19: Detroit Pistons: Losing Greg Monroe hurts on paper, but he didn't fit next to Andre Drummond. Ersan Ilyasova and Marcus Morris were good value pickups and Stanley Johnson is the most naturally talented SF the Pistons have had since before Tayshaun Prince turned into a locker room cancer. Overall I think the roster is better, but I'm not sure it adds up to a playoff berth unless they get some help from the teams in front of them.
20: Boston Celtics: The Celtics will be in the thick of the race for the 7th and 8th spots in the Eastern Conference, but I'm not sure they'll repeat last year's playoff performance. They have a lot of assets for the future, but until they find a good way to harvest those assets, they'll be in this range.
21: Sacramento Kings: They almost certainly won't challenge for a playoff spot, but the Kings should be one of the most entertaining groups in the league. DeMarcus Cousins is always exciting, and Rajon Rondo will either look like a disaster or a great pickup.
22: Charlotte Hornets: The trade for Nic Batum has sketchy long-term implications, and I'm not sure that it's enough to vault Charlotte back into the playoffs. They should stay in the conversation for the 8th seed until the end of the year, but I don't think they have enough offense.

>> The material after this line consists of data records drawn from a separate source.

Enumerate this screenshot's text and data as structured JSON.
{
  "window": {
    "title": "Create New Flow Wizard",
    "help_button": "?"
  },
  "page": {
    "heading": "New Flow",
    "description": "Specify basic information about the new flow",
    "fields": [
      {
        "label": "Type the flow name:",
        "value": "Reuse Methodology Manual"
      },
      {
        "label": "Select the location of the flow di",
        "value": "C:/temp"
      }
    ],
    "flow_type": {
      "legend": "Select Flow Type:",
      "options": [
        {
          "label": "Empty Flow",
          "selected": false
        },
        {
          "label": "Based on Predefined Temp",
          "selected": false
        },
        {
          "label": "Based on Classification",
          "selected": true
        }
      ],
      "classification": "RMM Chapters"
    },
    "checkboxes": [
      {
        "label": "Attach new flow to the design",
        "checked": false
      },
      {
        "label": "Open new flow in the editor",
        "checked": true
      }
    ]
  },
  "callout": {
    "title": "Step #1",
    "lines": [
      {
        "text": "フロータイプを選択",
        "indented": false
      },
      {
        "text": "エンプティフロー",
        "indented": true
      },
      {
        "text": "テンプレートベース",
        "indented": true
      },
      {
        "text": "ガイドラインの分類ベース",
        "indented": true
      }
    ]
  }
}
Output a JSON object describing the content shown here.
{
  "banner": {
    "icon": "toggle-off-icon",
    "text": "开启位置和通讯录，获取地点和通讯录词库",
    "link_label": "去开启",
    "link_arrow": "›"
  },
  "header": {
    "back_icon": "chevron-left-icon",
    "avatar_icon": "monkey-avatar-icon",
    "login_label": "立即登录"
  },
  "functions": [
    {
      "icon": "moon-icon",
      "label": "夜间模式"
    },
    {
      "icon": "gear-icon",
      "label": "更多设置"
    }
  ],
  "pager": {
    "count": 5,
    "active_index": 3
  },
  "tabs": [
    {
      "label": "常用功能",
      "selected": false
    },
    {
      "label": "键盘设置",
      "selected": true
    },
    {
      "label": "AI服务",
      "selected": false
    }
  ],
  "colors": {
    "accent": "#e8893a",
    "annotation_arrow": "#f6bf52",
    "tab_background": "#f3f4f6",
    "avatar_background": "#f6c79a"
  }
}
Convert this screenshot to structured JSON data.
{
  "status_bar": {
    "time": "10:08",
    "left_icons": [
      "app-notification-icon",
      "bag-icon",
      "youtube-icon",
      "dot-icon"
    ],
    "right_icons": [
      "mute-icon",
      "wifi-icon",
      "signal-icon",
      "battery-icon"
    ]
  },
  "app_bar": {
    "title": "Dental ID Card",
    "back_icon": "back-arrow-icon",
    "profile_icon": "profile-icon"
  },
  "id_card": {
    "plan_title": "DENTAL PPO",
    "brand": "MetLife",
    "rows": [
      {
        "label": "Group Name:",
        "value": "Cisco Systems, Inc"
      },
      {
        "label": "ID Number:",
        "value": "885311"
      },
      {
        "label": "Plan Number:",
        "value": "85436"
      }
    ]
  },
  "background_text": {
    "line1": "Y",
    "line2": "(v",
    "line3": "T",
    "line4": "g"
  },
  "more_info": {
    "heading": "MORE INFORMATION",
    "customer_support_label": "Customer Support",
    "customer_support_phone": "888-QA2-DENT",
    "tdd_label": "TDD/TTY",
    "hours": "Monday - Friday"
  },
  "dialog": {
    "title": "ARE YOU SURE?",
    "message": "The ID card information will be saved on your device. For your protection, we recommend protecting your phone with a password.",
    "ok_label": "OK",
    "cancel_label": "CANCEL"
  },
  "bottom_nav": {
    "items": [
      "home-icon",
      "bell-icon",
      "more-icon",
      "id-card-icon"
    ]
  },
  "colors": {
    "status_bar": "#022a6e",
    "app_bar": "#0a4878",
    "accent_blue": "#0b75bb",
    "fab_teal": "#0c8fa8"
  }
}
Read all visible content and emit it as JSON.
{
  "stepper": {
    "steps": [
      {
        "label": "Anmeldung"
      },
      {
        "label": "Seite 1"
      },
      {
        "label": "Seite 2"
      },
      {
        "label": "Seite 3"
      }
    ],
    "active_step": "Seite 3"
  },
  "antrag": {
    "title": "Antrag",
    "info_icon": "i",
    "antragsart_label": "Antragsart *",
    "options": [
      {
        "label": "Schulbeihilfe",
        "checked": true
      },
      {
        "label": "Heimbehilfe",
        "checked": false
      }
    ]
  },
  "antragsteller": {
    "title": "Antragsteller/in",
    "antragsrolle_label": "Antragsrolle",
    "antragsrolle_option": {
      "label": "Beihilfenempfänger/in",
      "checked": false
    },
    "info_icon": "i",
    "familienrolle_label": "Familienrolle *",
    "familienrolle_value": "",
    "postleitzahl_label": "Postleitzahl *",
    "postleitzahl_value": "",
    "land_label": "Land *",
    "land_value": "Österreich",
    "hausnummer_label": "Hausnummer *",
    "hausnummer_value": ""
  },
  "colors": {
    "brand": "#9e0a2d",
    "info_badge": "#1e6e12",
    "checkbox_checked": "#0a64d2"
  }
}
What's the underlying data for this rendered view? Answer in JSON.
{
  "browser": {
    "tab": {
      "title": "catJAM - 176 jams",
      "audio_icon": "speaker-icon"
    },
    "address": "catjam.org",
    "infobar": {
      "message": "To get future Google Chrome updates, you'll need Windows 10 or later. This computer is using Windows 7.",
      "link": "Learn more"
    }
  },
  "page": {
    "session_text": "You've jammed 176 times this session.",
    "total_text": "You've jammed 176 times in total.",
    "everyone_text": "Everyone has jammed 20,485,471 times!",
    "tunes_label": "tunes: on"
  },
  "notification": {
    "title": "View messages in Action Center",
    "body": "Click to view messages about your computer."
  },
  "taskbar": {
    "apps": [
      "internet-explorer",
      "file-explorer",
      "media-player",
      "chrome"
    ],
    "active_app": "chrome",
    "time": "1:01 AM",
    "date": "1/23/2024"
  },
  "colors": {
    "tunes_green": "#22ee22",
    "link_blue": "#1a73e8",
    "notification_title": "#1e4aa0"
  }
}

23: Brooklyn Nets: The Nets finally cut ties with Deron Williams, whose large contract and apparently sour attitude were big issues in Brooklyn. Jarrett Jack will probably be a minor downgrade, and they didn't do much to improve the overall roster this summer. I wouldn't be willing to wager that they finish better than 10th in the East.
24: Orlando Magic: This is the ranking I feel could look really silly at the end of the year (last year's was ranking Milwaukee 27th and Charlotte 12th, whoops!). If things click, the Magic have the talent to sneak into the playoffs this year. I think we're still a year or two away from that though, as their core is still young and the depth isn't quite there. Elfrid Payton making a leap could be what makes this look like a bad ranking.
25: New York Knicks: Carmelo Anthony should be back and healthy after managing his exposure last season, and Arron Afflalo and Robin Lopez are good short-term grabs. Still, the PG situation is bleak and there isn't enough depth to challenge for a playoff spot.
26: Minnesota Timberwolves: The Wolves are set up pretty well for the future, as the 2015 Rookie of the Year, Andrew Wiggins, and 2015 #1 overall pick Karl-Anthony Towns work together to deliver the Wolves back to the playoffs. This year should be another development year though, as Towns is raw and the supporting cast is a work in progress.
27: Los Angeles Lakers: Even if Kobe stays healthy, this roster is in bad shape. I'm looking forward to entertaining rookie years from D'Angelo Russell and Julius Randle (yes, I know he isn't technically a rookie). The roster looks better than it did last year, but this is still a bad team.
28: Portland Trailblazers: Losing LaMarcus Aldridge, Wes Matthews and Robin Lopez without lining up viable replacements is a bad recipe. Damian Lillard is good enough to keep this team from being the worst in the league, but there isn't much to like on the roster for this year beyond him. Portland decided to make a youth movement once they realized LMA was out the door, a move that should pay off in the long run. There will be pain this year though.
29: Denver Nuggets: The Nuggets still need to go into a full-fledged rebuild, as they're holding onto guys like Wilson Chandler and Danilo Gallinari who aren't good enough to make them competitive, but potentially good enough to hurt draft status.
30: Philadelphia 76ers: *Looks at Sixers' roster* Nope.